Many thanks to Colin Snow for sharing the following photos and commenting on his Hammarlund HQ-120X restoration. I originally noticed his photos in the Extreme Shortwave Listening group on Facebook and he kindly wrote up descriptions for each image to be published here on the SWLing Post:
Hammarlund HQ-120X restoration
by Colin Snow
Purchased on eBay March, 2016. Hammarlund HQ-120X (1939 restored) and PSC/10 speaker (1939 original). The radio was frist restored by KE7RD, the collector who owned this unit for years. This was a late production version. It has 6K7’s instead of 6S7’s (good). The O/P TRANS has been replaced and an SO-239 added. It was recapped and aligned both IF + RF and works well on all bands.”
I had the cabinet repainted locally at NRI Sandblasting and Coating with a black semi-gloss crinkle powder coat paint. I cleaned the chrome part of the handles with Quick Glo and stripped and painted the two shoulders with black gloss enamel.
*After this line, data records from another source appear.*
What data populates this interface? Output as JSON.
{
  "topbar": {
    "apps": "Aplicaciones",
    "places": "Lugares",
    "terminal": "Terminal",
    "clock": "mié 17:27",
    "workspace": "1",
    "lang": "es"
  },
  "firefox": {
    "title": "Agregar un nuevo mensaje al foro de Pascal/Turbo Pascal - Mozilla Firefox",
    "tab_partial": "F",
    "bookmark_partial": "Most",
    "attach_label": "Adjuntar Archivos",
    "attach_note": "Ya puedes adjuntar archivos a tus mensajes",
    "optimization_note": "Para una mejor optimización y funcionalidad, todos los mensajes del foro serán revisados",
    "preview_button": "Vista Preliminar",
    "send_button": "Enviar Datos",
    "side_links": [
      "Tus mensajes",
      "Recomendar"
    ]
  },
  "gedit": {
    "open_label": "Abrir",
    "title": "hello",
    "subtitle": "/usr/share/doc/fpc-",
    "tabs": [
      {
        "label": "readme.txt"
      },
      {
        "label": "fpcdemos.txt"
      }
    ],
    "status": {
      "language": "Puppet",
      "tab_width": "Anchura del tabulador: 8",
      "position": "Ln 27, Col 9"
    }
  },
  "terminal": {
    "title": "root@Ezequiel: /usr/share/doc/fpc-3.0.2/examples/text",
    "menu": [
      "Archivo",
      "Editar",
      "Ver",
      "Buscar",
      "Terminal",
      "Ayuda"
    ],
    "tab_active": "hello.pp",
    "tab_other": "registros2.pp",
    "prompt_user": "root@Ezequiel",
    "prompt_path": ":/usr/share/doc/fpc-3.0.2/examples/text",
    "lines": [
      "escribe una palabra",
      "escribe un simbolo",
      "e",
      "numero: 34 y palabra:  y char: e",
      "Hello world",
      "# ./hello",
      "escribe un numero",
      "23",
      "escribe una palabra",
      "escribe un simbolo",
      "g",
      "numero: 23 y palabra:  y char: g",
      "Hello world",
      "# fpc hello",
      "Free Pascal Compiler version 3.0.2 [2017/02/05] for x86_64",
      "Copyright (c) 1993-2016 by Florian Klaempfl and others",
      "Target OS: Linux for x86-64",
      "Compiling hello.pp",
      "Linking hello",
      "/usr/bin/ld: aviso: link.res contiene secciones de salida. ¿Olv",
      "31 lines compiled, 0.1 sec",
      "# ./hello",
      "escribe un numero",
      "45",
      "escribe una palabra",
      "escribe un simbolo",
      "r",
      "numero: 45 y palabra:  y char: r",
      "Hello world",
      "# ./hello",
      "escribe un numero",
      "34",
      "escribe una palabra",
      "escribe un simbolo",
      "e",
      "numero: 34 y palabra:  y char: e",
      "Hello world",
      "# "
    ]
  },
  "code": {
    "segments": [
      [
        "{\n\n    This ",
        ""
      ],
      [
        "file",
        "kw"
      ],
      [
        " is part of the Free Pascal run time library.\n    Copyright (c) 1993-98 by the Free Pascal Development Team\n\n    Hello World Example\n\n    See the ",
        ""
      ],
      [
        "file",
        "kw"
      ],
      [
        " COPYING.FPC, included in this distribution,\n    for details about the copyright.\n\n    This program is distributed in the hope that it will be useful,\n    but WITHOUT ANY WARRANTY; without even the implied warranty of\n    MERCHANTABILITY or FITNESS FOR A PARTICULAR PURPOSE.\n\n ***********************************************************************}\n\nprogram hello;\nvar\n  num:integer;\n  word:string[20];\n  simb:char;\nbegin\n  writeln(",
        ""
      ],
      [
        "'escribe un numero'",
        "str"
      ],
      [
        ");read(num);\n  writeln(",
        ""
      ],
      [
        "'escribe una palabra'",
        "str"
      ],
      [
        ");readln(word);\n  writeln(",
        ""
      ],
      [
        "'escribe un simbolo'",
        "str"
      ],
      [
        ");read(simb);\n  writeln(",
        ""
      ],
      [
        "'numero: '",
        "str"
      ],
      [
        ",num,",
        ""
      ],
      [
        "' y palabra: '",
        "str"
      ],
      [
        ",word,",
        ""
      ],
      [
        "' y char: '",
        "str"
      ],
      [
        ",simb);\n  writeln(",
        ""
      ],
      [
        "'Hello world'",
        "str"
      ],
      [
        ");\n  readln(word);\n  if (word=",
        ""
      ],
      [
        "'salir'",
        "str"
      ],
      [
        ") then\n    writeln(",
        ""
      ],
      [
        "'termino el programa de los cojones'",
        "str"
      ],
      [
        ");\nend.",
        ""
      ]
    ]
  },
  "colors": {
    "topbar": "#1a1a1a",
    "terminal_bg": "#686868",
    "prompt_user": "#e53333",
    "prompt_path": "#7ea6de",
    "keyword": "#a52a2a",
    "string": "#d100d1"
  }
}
I had the speaker enclosure stripped and painted at the same time as the cabinet with the same black semi-gloss crinkle powder coat.
The original 1939 speaker was a 10″ Jensen. It worked, but I wanted the best possible sound. This current production model Jensen fit exactly.
White lines for the knobs were done using white out. The lines are grooved so I just gobbed it on and wiped off the excess.
I had the faceplate rescreened by Adam’s Precision Screen Printing, Inc. San Leandro, CA. They created a film positive first, then a negative screen.
It was a perfect job. The color and sheen matched original. This should last longer because it is an epoxy ink that has been baked to harden.
The lettering came out clean. Even though they made a 1.5X negative they still had to create artwork for the fonts. The original letters were just etched into to aluminum. It looked like it was done by hand.
Funny how words change. We now say “megahertz”, not “megacycles.”
I refurbished the dial windows myself. They were easy to strip and I used a flat black enamel spray. The S-meter glass was dirty so I disassembled it and cleaned with Quick Glo.
Still works after all that!
Its final resting place is my office and looks pretty good next to an original Tiffany’s lamp. I have a second listening post.
Colin, I can see that you spared no expense to restore this Hammarlund HQ-120X and it has paid off–an absolutely gorgeous job! I love how its “final resting place” is in a part of your office that gives it an appropriate amount of space–a place to be admired and, more importantly, enjoyed. I bet the 120 sounds simply amazing!
Thanks again for sharing these photos and your commentary, Colin!